The Government established a Board of Inquiry in 1984 to make recommendations on future directions for the timber industry. The Inquiry proactively sought public input into the review and its’ report largely informed the Strategy.
The native forest management initiatives represented major changes or evolutionary steps at the time. Detailed description and implementation was often complex and difficult requiring extensive training of government officers as well as contractors and timber customers. The native forest management changes were seen as disadvantaging some timber customers whilst others were advantaged. The initiatives covered implementing regional sustained yield, multiple use management, changes to silvicultural practices, issuing long term supply arrangements with payment of licence fees and public tender processes for sale of uncommitted timber.

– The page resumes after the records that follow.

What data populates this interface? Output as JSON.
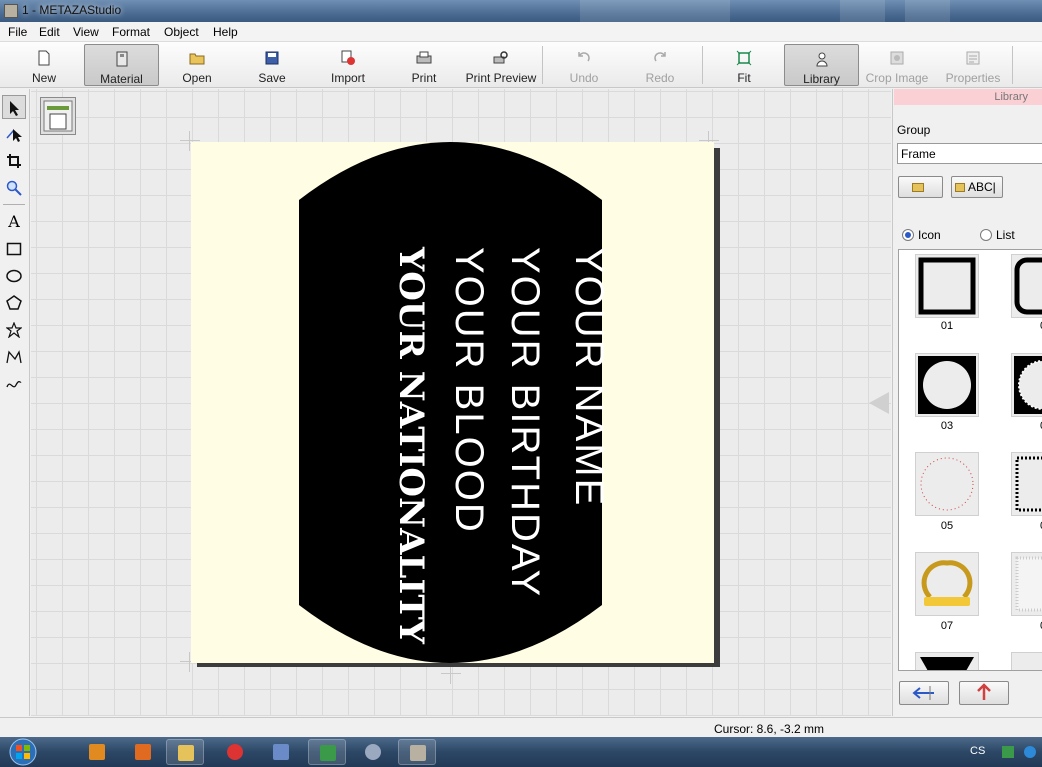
{
  "window": {
    "title": "1 - METAZAStudio"
  },
  "menu": [
    "File",
    "Edit",
    "View",
    "Format",
    "Object",
    "Help"
  ],
  "toolbar": {
    "new": "New",
    "material": "Material",
    "open": "Open",
    "save": "Save",
    "import": "Import",
    "print": "Print",
    "print_preview": "Print Preview",
    "undo": "Undo",
    "redo": "Redo",
    "fit": "Fit",
    "library": "Library",
    "crop_image": "Crop Image",
    "properties": "Properties"
  },
  "tools": {
    "text_glyph": "A"
  },
  "design": {
    "lines": [
      "YOUR NAME",
      "YOUR BIRTHDAY",
      "YOUR BLOOD",
      "YOUR NATIONALITY"
    ],
    "tag_color": "#000000",
    "material_color": "#fffde3",
    "text_color": "#ffffff"
  },
  "library": {
    "header": "Library",
    "group_label": "Group",
    "group_value": "Frame",
    "button_abc": "ABC|",
    "view_icon": "Icon",
    "view_list": "List",
    "view_selected": "Icon",
    "frames": [
      {
        "label": "01",
        "icon": "square-frame"
      },
      {
        "label": "0",
        "icon": "rounded-square-frame"
      },
      {
        "label": "03",
        "icon": "circle-frame"
      },
      {
        "label": "0",
        "icon": "ornate-circle-frame"
      },
      {
        "label": "05",
        "icon": "dotted-circle-frame"
      },
      {
        "label": "0",
        "icon": "dotted-square-frame"
      },
      {
        "label": "07",
        "icon": "laurel-wreath-frame"
      },
      {
        "label": "0",
        "icon": "light-square-frame"
      }
    ]
  },
  "status": {
    "cursor": "Cursor: 8.6, -3.2 mm"
  },
  "taskbar": {
    "language": "CS"
  },
  "colors": {
    "accent": "#3a5a80",
    "panel_header": "#fbd0d4"
  }
}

Changes for state owned softwood plantations included issuing long term licences and agreements with payment of licence fees, plans to expand plantations and cessation of clearing native forests for establishing plantations.
Initiatives covering both native forests and softwood plantations included managing the businesses as commercial enterprises ensuring at least four per cent return on invested funds in timber production, environmental protection measures, assisting and encouraging private forestry and reforestation, and effective processes for public involvement.
In the bush the Strategy foreshadowed a significantly upgraded focus on occupational and safety issues, prior training and accreditation, and a licensing system for ‘forest workers/operators’.
Timber industry issues had been stridently contested for more than a decade and a half at the time so stakeholder acceptance of the Strategy was challenging. The Strategy sought a reasonable and pragmatic balance on between social, economic and environmental issues and was accepted by the opposing parties at the time, at least in the short term. The native forest wars re-ignited during the Labor Government’s fourth term several years later, with conservationist campaigning for new national parks and anti-pine groups campaigning against plantation expansion.
Overall the Strategy represented the first comprehensive ‘triple bottom line’ approach to forest management in Victoria and included a number of far sighted initiatives. The Strategy is judged to have been successful in largely achieving its’ objectives in the short term and laying down positive new practices, a number of which endure.
Forest History in Victoria: A Guide to Government Records 1836-1994, Heather McRae, Conservation and Natural Resources (1994)
This guide directs readers to relevant publications, libraries, archives, and organisations for further information, and covers original unpublished records such as files, volumes, index cards, maps, plans, photographs, films and computer records, with a particular focus on records of the former Forests Commission of Victoria, 1919-87.
This record series constitutes the general correspondence registered by the Department of State Forests (Forests Commission) during the period 1920-1983.
Alternatively a spreadsheet listing correspondence files is available for viewing and download, along with instructions. The content of these documents was sourced from VPRS 11563 by Amy Young (1998), and recently updated by Paul Barker (2020).